No one surpasses the one whose conquest is not turned into defeat again. By what track can you lead him? The Awakened, the all perceiving, the trackless? (Dharmapada 179). It is difficult to seduce the one that has eradicated all cravings and desires. By which way can you seduce him? The trackless Buddha of infinite range (Dharmapada 180). Even the gods envy the wise ones who are intent on meditation, who delight in the peace of renunciation (Dharmapada 181). It is difficult to obtain birth as a human being; it is difficult to have a life of mortals; it is difficult to hear the Correct Law; it is even rare to meet the Buddha (Dharmapada 182). Not to do evil, to do good, to purify one’s mind, this is the teaching of the Buddhas (Dharmapada 183). The Buddhas say: “Nirvana is supreme, forebearance is the highest austerity.
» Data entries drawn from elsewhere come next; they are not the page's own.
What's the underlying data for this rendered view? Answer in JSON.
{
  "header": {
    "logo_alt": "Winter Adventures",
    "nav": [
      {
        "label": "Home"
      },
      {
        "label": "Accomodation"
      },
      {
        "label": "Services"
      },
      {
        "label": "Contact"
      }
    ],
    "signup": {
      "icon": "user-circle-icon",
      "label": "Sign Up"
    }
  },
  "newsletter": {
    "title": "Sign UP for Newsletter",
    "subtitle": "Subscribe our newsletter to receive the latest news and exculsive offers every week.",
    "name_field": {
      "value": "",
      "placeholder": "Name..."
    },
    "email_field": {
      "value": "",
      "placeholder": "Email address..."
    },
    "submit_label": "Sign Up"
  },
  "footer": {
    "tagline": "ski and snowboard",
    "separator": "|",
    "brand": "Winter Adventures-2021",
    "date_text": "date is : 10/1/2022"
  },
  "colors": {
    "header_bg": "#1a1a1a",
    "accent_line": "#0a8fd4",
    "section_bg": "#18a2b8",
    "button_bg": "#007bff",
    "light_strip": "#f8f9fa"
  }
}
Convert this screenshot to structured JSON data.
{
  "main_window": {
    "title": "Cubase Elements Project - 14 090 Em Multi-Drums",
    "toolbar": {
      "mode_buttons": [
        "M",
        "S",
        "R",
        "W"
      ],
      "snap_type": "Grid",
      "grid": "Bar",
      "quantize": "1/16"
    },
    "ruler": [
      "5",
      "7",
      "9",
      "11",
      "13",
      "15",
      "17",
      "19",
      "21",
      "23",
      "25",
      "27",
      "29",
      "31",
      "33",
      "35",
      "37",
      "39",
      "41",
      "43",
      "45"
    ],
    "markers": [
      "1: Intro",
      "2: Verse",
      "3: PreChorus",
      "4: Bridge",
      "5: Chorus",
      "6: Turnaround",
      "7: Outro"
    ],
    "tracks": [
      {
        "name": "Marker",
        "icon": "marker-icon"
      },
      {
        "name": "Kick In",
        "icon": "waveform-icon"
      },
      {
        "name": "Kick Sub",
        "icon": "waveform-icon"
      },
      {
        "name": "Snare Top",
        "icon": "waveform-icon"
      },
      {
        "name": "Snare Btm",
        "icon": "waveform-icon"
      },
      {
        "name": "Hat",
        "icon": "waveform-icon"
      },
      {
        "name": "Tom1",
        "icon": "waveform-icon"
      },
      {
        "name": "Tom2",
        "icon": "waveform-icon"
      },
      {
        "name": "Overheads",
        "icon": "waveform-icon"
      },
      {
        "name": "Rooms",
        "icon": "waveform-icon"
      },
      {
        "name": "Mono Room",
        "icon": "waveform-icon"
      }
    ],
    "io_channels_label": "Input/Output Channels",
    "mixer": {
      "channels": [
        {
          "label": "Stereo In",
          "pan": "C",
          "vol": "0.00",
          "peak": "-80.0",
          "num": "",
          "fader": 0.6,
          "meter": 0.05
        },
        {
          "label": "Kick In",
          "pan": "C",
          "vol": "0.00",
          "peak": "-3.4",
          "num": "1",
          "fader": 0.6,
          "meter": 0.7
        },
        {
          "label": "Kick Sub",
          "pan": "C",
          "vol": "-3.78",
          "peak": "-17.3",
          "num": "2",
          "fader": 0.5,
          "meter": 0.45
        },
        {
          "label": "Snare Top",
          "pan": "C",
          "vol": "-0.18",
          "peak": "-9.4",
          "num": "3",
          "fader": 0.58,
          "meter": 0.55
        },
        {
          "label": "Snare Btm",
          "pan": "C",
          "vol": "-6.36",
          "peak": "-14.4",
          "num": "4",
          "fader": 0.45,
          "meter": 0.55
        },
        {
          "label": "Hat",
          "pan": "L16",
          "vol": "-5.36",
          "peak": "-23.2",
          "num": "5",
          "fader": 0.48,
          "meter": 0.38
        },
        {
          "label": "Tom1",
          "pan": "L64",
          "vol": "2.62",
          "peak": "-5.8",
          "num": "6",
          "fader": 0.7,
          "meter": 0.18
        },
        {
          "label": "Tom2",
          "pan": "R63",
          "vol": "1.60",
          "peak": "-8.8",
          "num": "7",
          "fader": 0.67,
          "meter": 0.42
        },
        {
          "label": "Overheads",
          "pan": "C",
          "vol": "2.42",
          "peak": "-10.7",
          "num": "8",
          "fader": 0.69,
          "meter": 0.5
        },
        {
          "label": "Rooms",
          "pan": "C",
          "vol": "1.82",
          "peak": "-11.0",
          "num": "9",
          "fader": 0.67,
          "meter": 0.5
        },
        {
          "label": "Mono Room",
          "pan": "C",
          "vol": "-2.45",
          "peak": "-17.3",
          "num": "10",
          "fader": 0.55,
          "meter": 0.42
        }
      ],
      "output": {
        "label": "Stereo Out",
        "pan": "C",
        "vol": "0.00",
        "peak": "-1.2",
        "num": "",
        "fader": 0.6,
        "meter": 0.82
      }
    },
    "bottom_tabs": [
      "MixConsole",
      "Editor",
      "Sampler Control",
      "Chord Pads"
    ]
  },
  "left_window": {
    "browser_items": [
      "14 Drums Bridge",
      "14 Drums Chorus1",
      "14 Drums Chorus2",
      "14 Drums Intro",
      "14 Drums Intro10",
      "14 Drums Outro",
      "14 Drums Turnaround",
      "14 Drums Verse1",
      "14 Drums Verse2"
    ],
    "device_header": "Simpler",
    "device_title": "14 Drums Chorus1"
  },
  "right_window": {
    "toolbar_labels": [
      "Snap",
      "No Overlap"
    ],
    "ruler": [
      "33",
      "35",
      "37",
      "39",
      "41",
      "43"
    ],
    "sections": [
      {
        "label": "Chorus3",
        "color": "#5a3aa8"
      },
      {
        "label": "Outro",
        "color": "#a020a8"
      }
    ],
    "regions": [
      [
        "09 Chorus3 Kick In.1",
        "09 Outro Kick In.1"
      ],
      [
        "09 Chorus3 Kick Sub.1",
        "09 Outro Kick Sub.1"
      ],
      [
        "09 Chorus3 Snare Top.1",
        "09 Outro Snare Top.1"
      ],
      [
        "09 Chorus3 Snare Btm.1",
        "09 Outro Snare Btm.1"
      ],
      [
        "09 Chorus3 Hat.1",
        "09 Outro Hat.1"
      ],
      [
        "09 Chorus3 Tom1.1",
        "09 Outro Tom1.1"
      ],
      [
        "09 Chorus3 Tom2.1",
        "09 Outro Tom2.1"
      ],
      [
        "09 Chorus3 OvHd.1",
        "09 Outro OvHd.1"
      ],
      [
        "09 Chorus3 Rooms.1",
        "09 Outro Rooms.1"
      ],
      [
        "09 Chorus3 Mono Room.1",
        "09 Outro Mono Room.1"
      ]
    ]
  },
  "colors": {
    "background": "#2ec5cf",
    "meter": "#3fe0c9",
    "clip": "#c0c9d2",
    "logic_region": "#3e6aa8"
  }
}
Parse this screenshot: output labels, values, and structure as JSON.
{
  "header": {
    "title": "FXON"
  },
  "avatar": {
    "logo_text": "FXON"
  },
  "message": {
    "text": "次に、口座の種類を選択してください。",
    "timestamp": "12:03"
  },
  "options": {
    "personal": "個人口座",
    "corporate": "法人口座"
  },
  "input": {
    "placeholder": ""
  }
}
He is not a recluse who harms another, nor is he an ascetic who oppresses others.” (Dharmapada 184). Not to slander, not to harm, but to restrain oneself in accordance with the fundamental moral codes, to be moderate in eating, to dwell in secluded abode, to meditate on higher thoughts, this is the teaching of the Buddhas (Dharmapada 185). Even a shower of gold pieces cannot satisfy lust. A wise man knows that lusts have a short taste, but long suffering (Dharmapada 186). Even in heavenly pleasures the wise man finds no delight. The disciple of the Supremely Enlightened One delights only in the destruction of craving (Dharmapada 187). Men were driven by fear to go to take refuge in the mountains, in the forests, and in sacred trees (Dharmapada 188). But that is not a safe refuge or no such refuge is supreme. A man who has gone to such refuge, is not delivered from all pain and afflictions (Dharmapada 189). On the contrary, he who take refuge in the Buddhas, the Dharma and the angha, sees with right knowledge (Dharmapada 190). With clear understanding of the four noble truths: suffering, the cause of suffering, the destruction of suffering, and the eighfold noble path which leads to the cessation of suffering (Dharmapada 191). That is the secure refuge, the supreme refuge. He who has gone to that refuge, is released from all suffering (Dharmapada 192). It is difficult to find a man with great wisdom, such a man is not born everywhere. Where such a wise man is born, that family prospers (Dharmapada 193). Happy is the birth of Buddhas! Happy is the teaching of the True Law! Happy is the harmony in the sangha! Happy is the discipline of the united ones! (Dharmapada 194). Whoever pays homage and offering, whether to the Buddhas or their disciples, those who have overcome illusions and got rid of grief and lamentation (Dharmapada 195). The merit of him who reverences such peaceful and fearless Ones cannot be measured by anyone (Dharmapada 196).